Ever since the 1970s, retention modelling has been a point of interest for the characterization of retention mechanisms. In Amsterdam, modelling of retention is mainly conducted for the purpose of method optimization. With the spur of applications of retention modelling to characterize HILIC, the field has recently received a significant number of developments. Furthermore, the rapidly growing technological capabilities in data sciences certainly continue to introduce new opportunities to model retention.

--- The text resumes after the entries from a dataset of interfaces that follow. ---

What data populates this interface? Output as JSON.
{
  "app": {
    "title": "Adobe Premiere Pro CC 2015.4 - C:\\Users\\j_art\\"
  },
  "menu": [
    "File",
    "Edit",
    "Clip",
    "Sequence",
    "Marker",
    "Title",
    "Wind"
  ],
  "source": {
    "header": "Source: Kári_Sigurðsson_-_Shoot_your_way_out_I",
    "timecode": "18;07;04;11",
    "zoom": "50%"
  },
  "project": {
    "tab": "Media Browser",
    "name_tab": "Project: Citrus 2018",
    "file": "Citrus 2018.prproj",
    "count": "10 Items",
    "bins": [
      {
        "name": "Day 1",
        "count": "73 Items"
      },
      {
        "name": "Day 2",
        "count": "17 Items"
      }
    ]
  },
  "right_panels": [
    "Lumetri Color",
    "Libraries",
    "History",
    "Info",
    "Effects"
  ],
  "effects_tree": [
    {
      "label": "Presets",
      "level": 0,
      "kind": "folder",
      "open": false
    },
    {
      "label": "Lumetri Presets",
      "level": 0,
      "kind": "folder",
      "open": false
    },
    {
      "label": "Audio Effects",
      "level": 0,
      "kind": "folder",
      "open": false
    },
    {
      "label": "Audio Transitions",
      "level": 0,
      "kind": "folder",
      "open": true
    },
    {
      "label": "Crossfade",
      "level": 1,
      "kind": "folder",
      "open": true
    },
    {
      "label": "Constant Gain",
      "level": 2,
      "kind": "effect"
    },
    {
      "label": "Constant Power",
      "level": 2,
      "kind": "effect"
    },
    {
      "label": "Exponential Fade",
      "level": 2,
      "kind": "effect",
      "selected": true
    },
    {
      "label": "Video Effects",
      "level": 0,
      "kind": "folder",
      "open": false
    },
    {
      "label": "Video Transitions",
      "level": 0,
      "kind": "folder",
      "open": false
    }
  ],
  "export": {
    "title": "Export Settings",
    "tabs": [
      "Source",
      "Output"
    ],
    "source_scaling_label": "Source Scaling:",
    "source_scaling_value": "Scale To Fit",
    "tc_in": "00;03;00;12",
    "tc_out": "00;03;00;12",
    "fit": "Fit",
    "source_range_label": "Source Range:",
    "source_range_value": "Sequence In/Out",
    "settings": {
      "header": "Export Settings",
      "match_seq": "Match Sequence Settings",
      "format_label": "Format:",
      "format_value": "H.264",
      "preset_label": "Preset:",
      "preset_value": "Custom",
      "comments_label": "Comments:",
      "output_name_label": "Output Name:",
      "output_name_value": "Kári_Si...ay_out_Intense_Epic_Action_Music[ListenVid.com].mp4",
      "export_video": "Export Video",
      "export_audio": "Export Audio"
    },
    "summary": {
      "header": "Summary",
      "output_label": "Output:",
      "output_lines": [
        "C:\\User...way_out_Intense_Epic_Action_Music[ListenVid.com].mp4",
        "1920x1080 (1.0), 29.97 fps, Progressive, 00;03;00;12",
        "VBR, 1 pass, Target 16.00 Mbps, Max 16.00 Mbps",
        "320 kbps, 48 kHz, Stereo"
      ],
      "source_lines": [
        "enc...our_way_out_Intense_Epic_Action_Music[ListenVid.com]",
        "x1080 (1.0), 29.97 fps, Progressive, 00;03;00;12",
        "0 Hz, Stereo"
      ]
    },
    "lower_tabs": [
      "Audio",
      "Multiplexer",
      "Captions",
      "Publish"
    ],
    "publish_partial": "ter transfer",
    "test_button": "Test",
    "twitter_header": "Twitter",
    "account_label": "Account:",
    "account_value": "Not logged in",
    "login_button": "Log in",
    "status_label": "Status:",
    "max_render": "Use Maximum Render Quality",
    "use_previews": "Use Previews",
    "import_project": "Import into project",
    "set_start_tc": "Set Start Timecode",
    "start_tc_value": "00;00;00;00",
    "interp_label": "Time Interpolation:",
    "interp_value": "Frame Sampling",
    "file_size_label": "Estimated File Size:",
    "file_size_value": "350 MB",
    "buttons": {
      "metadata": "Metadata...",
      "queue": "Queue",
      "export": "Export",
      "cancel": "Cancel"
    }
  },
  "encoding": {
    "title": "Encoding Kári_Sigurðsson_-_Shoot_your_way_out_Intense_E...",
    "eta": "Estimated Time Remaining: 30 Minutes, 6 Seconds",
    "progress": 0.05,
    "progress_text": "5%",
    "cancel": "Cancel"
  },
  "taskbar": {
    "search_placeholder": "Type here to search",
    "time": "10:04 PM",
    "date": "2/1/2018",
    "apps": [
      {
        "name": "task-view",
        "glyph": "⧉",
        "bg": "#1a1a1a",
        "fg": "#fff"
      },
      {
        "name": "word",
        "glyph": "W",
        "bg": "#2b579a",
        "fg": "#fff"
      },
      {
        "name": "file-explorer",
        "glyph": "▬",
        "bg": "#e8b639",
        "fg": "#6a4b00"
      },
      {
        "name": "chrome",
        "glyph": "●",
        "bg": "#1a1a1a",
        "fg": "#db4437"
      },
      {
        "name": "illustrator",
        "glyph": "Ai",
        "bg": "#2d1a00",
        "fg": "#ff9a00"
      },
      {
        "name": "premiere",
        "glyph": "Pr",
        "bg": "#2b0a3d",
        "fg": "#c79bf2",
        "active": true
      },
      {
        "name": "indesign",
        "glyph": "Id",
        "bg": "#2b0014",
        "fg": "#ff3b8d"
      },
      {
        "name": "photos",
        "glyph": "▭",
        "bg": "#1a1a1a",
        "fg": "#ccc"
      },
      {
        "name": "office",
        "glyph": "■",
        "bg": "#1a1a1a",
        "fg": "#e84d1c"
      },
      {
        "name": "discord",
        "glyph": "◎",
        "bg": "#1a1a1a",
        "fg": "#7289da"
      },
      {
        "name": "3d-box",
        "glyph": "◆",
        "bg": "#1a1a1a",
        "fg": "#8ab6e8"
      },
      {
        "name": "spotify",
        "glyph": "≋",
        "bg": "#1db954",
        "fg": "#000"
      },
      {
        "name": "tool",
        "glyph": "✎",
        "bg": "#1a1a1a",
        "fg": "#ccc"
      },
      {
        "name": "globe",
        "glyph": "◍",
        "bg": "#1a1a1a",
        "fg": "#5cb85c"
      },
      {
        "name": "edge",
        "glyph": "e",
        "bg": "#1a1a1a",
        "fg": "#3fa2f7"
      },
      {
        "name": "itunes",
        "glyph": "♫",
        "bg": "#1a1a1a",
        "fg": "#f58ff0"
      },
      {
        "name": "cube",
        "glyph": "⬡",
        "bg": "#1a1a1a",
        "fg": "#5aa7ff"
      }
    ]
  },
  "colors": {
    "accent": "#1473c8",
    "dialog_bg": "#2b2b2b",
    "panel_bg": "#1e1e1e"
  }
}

PhD candidate Mimi den Uijl (Van ‘t Hoff Institute of Molecular Sciences) set out to track these developments, covering mainly the last 5 years [1]. Focusing on applications of of the modelling of mobile-phase effects, den Uijl found five main categories under which most applications could be classified. These were method optimization, method transfer, stationary-phase characterization, selectivity characterization and lipophilicity characterization.

Den Uijl identified a number of main focus areas for which retention modelling was mainly applied and mapped their generic workflows. Reprinted with permission from [1].

"There is currently no consensus on the quality of retention models, which frustrates the comparison and evaluation of models. Reported prediction errors range from 0.1 to 10%, but almost all authors speak of “accurate” or “good” models."

Den Uijl et al.

Den Uijl furthermore reviewed the use of individual models and found that a surprising small number of studies reported numerical evaluations of the regression. As one of her conclusion, Den Uijl noted that model parameters may eventually be used as system‐independent retention data, if numerical evaluation data would be provided.

Her review, which she wrote together with Peter Schoenmakers, Maarten van Bommel and Bob Pirok, was published open-access in the special Reviews 2021 issue of Journal of Separation Science. The publication can freely be accessed here.

References

[1] Recent applications of retention modelling in liquid chromatography, M.J. den Uijl,  P.J. Schoenmakers,  B.W.J. Pirok, and  M.R. van Bommel, J. Sep. Sci., 2020, DOI: 10.1002/jssc.202000905.

Mimi den Uijl is a PhD student in the TooCOLD (Toolbox for studying the Chemistry Of Light-induced Degradation) project at the University of Amsterdam. In this project, Mimi develops light-induced reaction modulators for use in 2D-LC. You can read more about her on the Team page.